Folklife traditions and landscapes will be the feature of the “Alabama in the Making: Traditional Arts of People and Place” that opens today at the Johnson Center for the Arts.
This exhibit features the people of Alabama, whose faces, voices, stories and music will present the folklife traditions of their families and communities.
Visitors are invited to journey across the state and listen to Alabamians tell the story of cultural roots and meaningful places as translated through arts and traditions.
“As the keepers of knowledge, skills, values, beliefs and aspirations, Alabamians share their traditions through this traveling exhibit,” said Morgan Drinkard, Johnson Center executive director.
Through this traveling exhibit, people will have the opportunity to discover the many talents, skills and knowledge of Alabamians and also the contributions they continue to make to American culture.
“The opportunity to share this exhibit at the Johnson Center allows us to bring the culture of different regions to our community,” Drinkard said. “We hope everyone will take the time to visit this exhibit to learn more about the culture and folklife traditions of our state.”
By using iPads, visitors are able to navigate through the exhibition and listen to Alabamians tell the stories of their experiences in folk and traditional arts including foodways, music, occupational folklore and material culture.
Drinkard said faces familiar to the people of Pike County will include the late Agnes Johnson who tells a story of growing up in the rural South; Stanley Smith, a leader in the Sacred Harp community; and the late Kathryn Windham, legendary Alabama storyteller.

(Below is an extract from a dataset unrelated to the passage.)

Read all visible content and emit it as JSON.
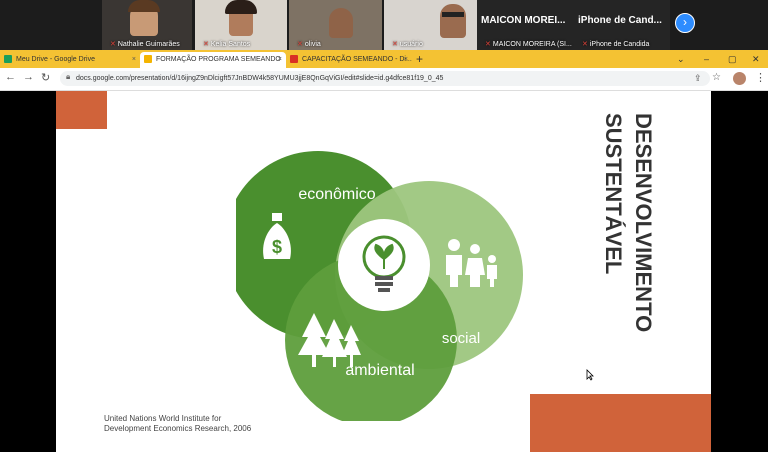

“Many of the people, places and traditions and much of the music will be familiar to most all of us,” Drinkard said. “The content will also be interesting to students, scholars, community educators and cultural organizations.”
There are five kiosks and each one represents a region of Alabama – the Gulf Coast, Southern Appalachians, Wiregrass, Black Belt and Tennessee Valley.
Some of the topics explored are gumbo, chicken and goat stew, blues, Native American traditions, Muscle Shoals music, Mardi Gras, fishing techniques, Sacred Harp singing, fiddle making, basket making, quilting and storytelling.
Drinkard said benches invite visitors to sit and enjoy each kiosk at their own time and at their own pace.
“There are visual and audio selections at each kiosk,” Drinkard said. “Visitors can easily access the selections. Some of them are less than a minute and others are up to five minutes. This is the kind of exhibit that you’ll probably want to come back and enjoy more than once and we certainly invite everyone to do so.”
“Alabama in the Making” will be featured in the lower level gallery of the Johnson Center through Sept. 6.
During the same time frame, the Johnson Center for the Arts is also presenting, “Faith, Magic, Love & Death, Cautionary Tales of the End Times” in the Upper Level Galleries.
“This exhibition is extraordinary. It features the narrative visions of Marc Berghaus, Marko Fields, Oscar Gillespie, Stephanie Hunder, Richard Notkin and Barbara Waterman Peters,” Drinkard said. “This traveling exhibit schedule includes visits to Minneapolis, Minnesota; Manhattan, Kansas; Troy, Alabama; and Denver, Colorado. So, we are in company with some really big cities and that says a lot about the Johnson Center for the Arts, Troy and Alabama.”
The “Alabama in the Making” exhibit is made possible by the Alabama Folklife Association through funding from the National Endowment for the Arts, the National Endowment for the Humanities, the Alabama State Council on the Arts and the Alabama Humanities Foundation.
The Johnson Center for the Arts is located at 300 East Walnut Street in downtown Troy. Exhibit hours are 10 a.m. until 5 p.m. Wednesday through Friday and from 10 a.m. until 3 p.m. on Saturday.
Admission to the Johnson Center is free of charge.